## Instructions for the task
Nothing but the text should be carried over: reproduce all the data exactly and leave out every image.

## Records to process
*** Begin section ***
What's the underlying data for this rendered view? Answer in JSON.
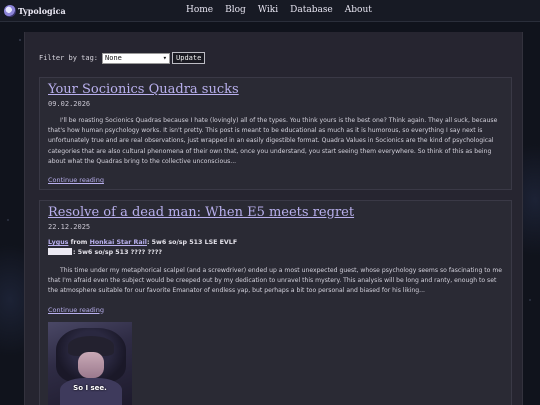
{
  "header": {
    "brand": "Typologica",
    "nav": [
      "Home",
      "Blog",
      "Wiki",
      "Database",
      "About"
    ]
  },
  "filter": {
    "label": "Filter by tag:",
    "selected": "None",
    "button": "Update"
  },
  "posts": [
    {
      "title": "Your Socionics Quadra sucks",
      "date": "09.02.2026",
      "body": "I'll be roasting Socionics Quadras because I hate (lovingly) all of the types. You think yours is the best one? Think again. They all suck, because that's how human psychology works. It isn't pretty. This post is meant to be educational as much as it is humorous, so everything I say next is unfortunately true and are real observations, just wrapped in an easily digestible format. Quadra Values in Socionics are the kind of psychological categories that are also cultural phenomena of their own that, once you understand, you start seeing them everywhere. So think of this as being about what the Quadras bring to the collective unconscious...",
      "continue": "Continue reading"
    },
    {
      "title": "Resolve of a dead man: When E5 meets regret",
      "date": "22.12.2025",
      "meta_author": "Lygus",
      "meta_from": "from",
      "meta_source": "Honkai Star Rail",
      "meta_type1": ": 5w6 so/sp 513 LSE EVLF",
      "meta_type2": ": 5w6 so/sp 513 ???? ????",
      "body": "This time under my metaphorical scalpel (and a screwdriver) ended up a most unexpected guest, whose psychology seems so fascinating to me that I'm afraid even the subject would be creeped out by my dedication to unravel this mystery. This analysis will be long and ranty, enough to set the atmosphere suitable for our favorite Emanator of endless yap, but perhaps a bit too personal and biased for his liking...",
      "continue": "Continue reading",
      "image_caption": "So I see."
    }
  ],
  "colors": {
    "accent": "#b9b0ee",
    "panel": "#262530",
    "card": "#2a2a34"
  }
}
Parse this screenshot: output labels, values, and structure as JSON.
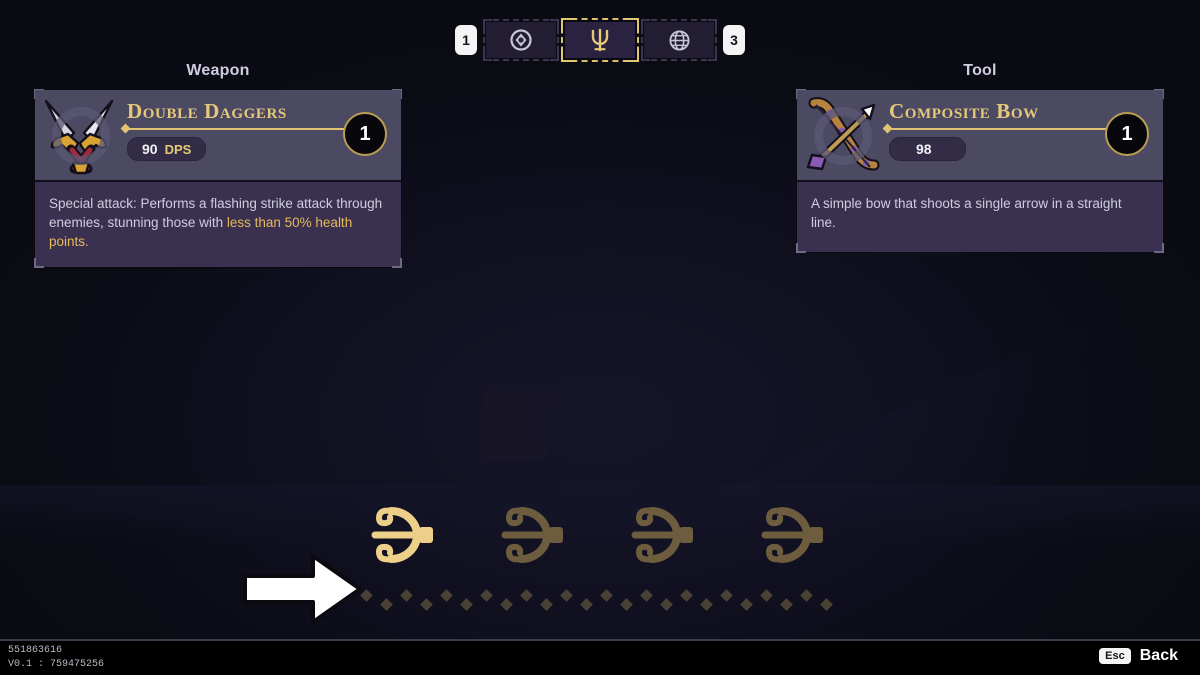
{
  "tabbar": {
    "prev_page_key": "1",
    "next_page_key": "3",
    "tabs": [
      {
        "icon": "compass-icon",
        "selected": false
      },
      {
        "icon": "trident-icon",
        "selected": true
      },
      {
        "icon": "globe-icon",
        "selected": false
      }
    ]
  },
  "weapon": {
    "section_label": "Weapon",
    "icon": "double-daggers-icon",
    "name": "Double Daggers",
    "stat_value": "90",
    "stat_unit": "DPS",
    "level": "1",
    "description_prefix": "Special attack: Performs a flashing strike attack through enemies, stunning those with ",
    "description_highlight": "less than 50% health points."
  },
  "tool": {
    "section_label": "Tool",
    "icon": "composite-bow-icon",
    "name": "Composite Bow",
    "stat_value": "98",
    "stat_unit": "",
    "level": "1",
    "description_prefix": "A simple bow that shoots a single arrow in a straight line.",
    "description_highlight": ""
  },
  "arc_slots": [
    {
      "name": "arc-slot-1",
      "state": "selected"
    },
    {
      "name": "arc-slot-2",
      "state": "locked"
    },
    {
      "name": "arc-slot-3",
      "state": "locked"
    },
    {
      "name": "arc-slot-4",
      "state": "locked"
    }
  ],
  "cursor": {
    "icon": "arrow-right-cursor"
  },
  "footer": {
    "build_id": "551863616",
    "version_line": "V0.1 : 759475256",
    "back_key": "Esc",
    "back_label": "Back"
  },
  "colors": {
    "gold": "#e6c978",
    "gold_dim": "#7a6a45",
    "card_head_bg": "#4c4963",
    "card_desc_bg": "#3a3150",
    "background": "#0d0d14",
    "highlight_text": "#e6b959"
  }
}
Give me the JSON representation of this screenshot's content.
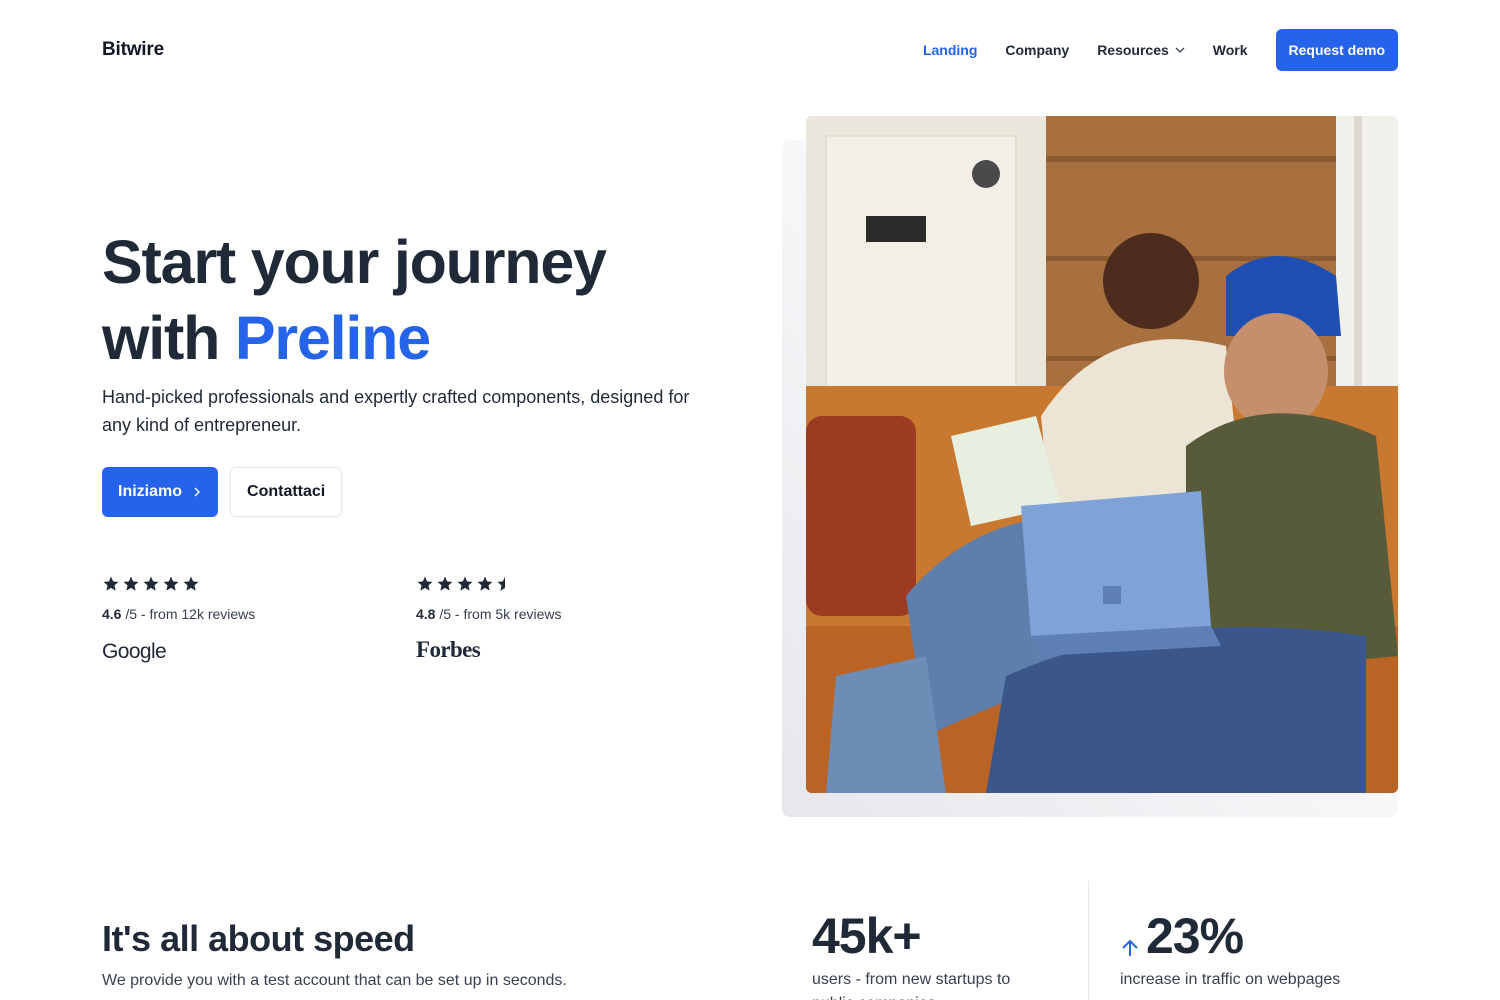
{
  "header": {
    "brand": "Bitwire",
    "nav": [
      {
        "label": "Landing",
        "active": true
      },
      {
        "label": "Company"
      },
      {
        "label": "Resources",
        "dropdown": true
      },
      {
        "label": "Work"
      }
    ],
    "cta": "Request demo"
  },
  "hero": {
    "title_line1": "Start your journey",
    "title_line2_prefix": "with ",
    "title_accent": "Preline",
    "subtitle": "Hand-picked professionals and expertly crafted components, designed for any kind of entrepreneur.",
    "primary_button": "Iniziamo",
    "secondary_button": "Contattaci",
    "ratings": [
      {
        "score": "4.6",
        "suffix": "/5 - from 12k reviews",
        "stars": 5,
        "brand": "Google"
      },
      {
        "score": "4.8",
        "suffix": "/5 - from 5k reviews",
        "stars": 4.5,
        "brand": "Forbes"
      }
    ]
  },
  "speed": {
    "title": "It's all about speed",
    "subtitle": "We provide you with a test account that can be set up in seconds.",
    "stats": [
      {
        "value": "45k+",
        "description": "users - from new startups to public companies"
      },
      {
        "value": "23%",
        "description": "increase in traffic on webpages",
        "trend": "up"
      }
    ]
  },
  "colors": {
    "accent": "#2563eb",
    "text": "#1f2937"
  },
  "icons": [
    "chevron-down-icon",
    "chevron-right-icon",
    "star-icon",
    "half-star-icon",
    "arrow-up-icon"
  ]
}
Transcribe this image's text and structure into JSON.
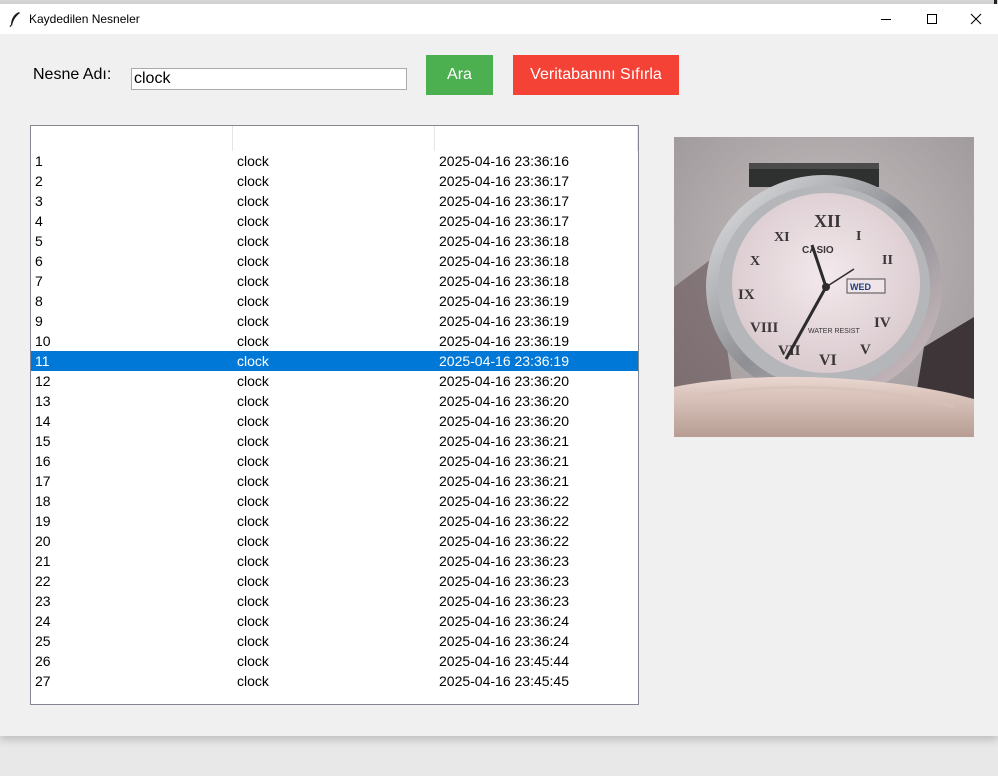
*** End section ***
## Response area
What's the underlying data for this rendered view? Answer in JSON.
{
  "header": {
    "brand": "Typologica",
    "nav": [
      "Home",
      "Blog",
      "Wiki",
      "Database",
      "About"
    ]
  },
  "filter": {
    "label": "Filter by tag:",
    "selected": "None",
    "button": "Update"
  },
  "posts": [
    {
      "title": "Your Socionics Quadra sucks",
      "date": "09.02.2026",
      "body": "I'll be roasting Socionics Quadras because I hate (lovingly) all of the types. You think yours is the best one? Think again. They all suck, because that's how human psychology works. It isn't pretty. This post is meant to be educational as much as it is humorous, so everything I say next is unfortunately true and are real observations, just wrapped in an easily digestible format. Quadra Values in Socionics are the kind of psychological categories that are also cultural phenomena of their own that, once you understand, you start seeing them everywhere. So think of this as being about what the Quadras bring to the collective unconscious...",
      "continue": "Continue reading"
    },
    {
      "title": "Resolve of a dead man: When E5 meets regret",
      "date": "22.12.2025",
      "meta_author": "Lygus",
      "meta_from": "from",
      "meta_source": "Honkai Star Rail",
      "meta_type1": ": 5w6 so/sp 513 LSE EVLF",
      "meta_type2": ": 5w6 so/sp 513 ???? ????",
      "body": "This time under my metaphorical scalpel (and a screwdriver) ended up a most unexpected guest, whose psychology seems so fascinating to me that I'm afraid even the subject would be creeped out by my dedication to unravel this mystery. This analysis will be long and ranty, enough to set the atmosphere suitable for our favorite Emanator of endless yap, but perhaps a bit too personal and biased for his liking...",
      "continue": "Continue reading",
      "image_caption": "So I see."
    }
  ],
  "colors": {
    "accent": "#b9b0ee",
    "panel": "#262530",
    "card": "#2a2a34"
  }
}
Parse this screenshot: output labels, values, and structure as JSON.
{
  "tabbar": {
    "prev_page_key": "1",
    "next_page_key": "3",
    "tabs": [
      {
        "icon": "compass-icon",
        "selected": false
      },
      {
        "icon": "trident-icon",
        "selected": true
      },
      {
        "icon": "globe-icon",
        "selected": false
      }
    ]
  },
  "weapon": {
    "section_label": "Weapon",
    "icon": "double-daggers-icon",
    "name": "Double Daggers",
    "stat_value": "90",
    "stat_unit": "DPS",
    "level": "1",
    "description_prefix": "Special attack: Performs a flashing strike attack through enemies, stunning those with ",
    "description_highlight": "less than 50% health points."
  },
  "tool": {
    "section_label": "Tool",
    "icon": "composite-bow-icon",
    "name": "Composite Bow",
    "stat_value": "98",
    "stat_unit": "",
    "level": "1",
    "description_prefix": "A simple bow that shoots a single arrow in a straight line.",
    "description_highlight": ""
  },
  "arc_slots": [
    {
      "name": "arc-slot-1",
      "state": "selected"
    },
    {
      "name": "arc-slot-2",
      "state": "locked"
    },
    {
      "name": "arc-slot-3",
      "state": "locked"
    },
    {
      "name": "arc-slot-4",
      "state": "locked"
    }
  ],
  "cursor": {
    "icon": "arrow-right-cursor"
  },
  "footer": {
    "build_id": "551863616",
    "version_line": "V0.1 : 759475256",
    "back_key": "Esc",
    "back_label": "Back"
  },
  "colors": {
    "gold": "#e6c978",
    "gold_dim": "#7a6a45",
    "card_head_bg": "#4c4963",
    "card_desc_bg": "#3a3150",
    "background": "#0d0d14",
    "highlight_text": "#e6b959"
  }
}
Give me the JSON representation of this screenshot's content.
{
  "header": {
    "brand": "Bitwire",
    "nav": [
      {
        "label": "Landing",
        "active": true
      },
      {
        "label": "Company"
      },
      {
        "label": "Resources",
        "dropdown": true
      },
      {
        "label": "Work"
      }
    ],
    "cta": "Request demo"
  },
  "hero": {
    "title_line1": "Start your journey",
    "title_line2_prefix": "with ",
    "title_accent": "Preline",
    "subtitle": "Hand-picked professionals and expertly crafted components, designed for any kind of entrepreneur.",
    "primary_button": "Iniziamo",
    "secondary_button": "Contattaci",
    "ratings": [
      {
        "score": "4.6",
        "suffix": "/5 - from 12k reviews",
        "stars": 5,
        "brand": "Google"
      },
      {
        "score": "4.8",
        "suffix": "/5 - from 5k reviews",
        "stars": 4.5,
        "brand": "Forbes"
      }
    ]
  },
  "speed": {
    "title": "It's all about speed",
    "subtitle": "We provide you with a test account that can be set up in seconds.",
    "stats": [
      {
        "value": "45k+",
        "description": "users - from new startups to public companies"
      },
      {
        "value": "23%",
        "description": "increase in traffic on webpages",
        "trend": "up"
      }
    ]
  },
  "colors": {
    "accent": "#2563eb",
    "text": "#1f2937"
  },
  "icons": [
    "chevron-down-icon",
    "chevron-right-icon",
    "star-icon",
    "half-star-icon",
    "arrow-up-icon"
  ]
}
Transcribe this image's text and structure into JSON.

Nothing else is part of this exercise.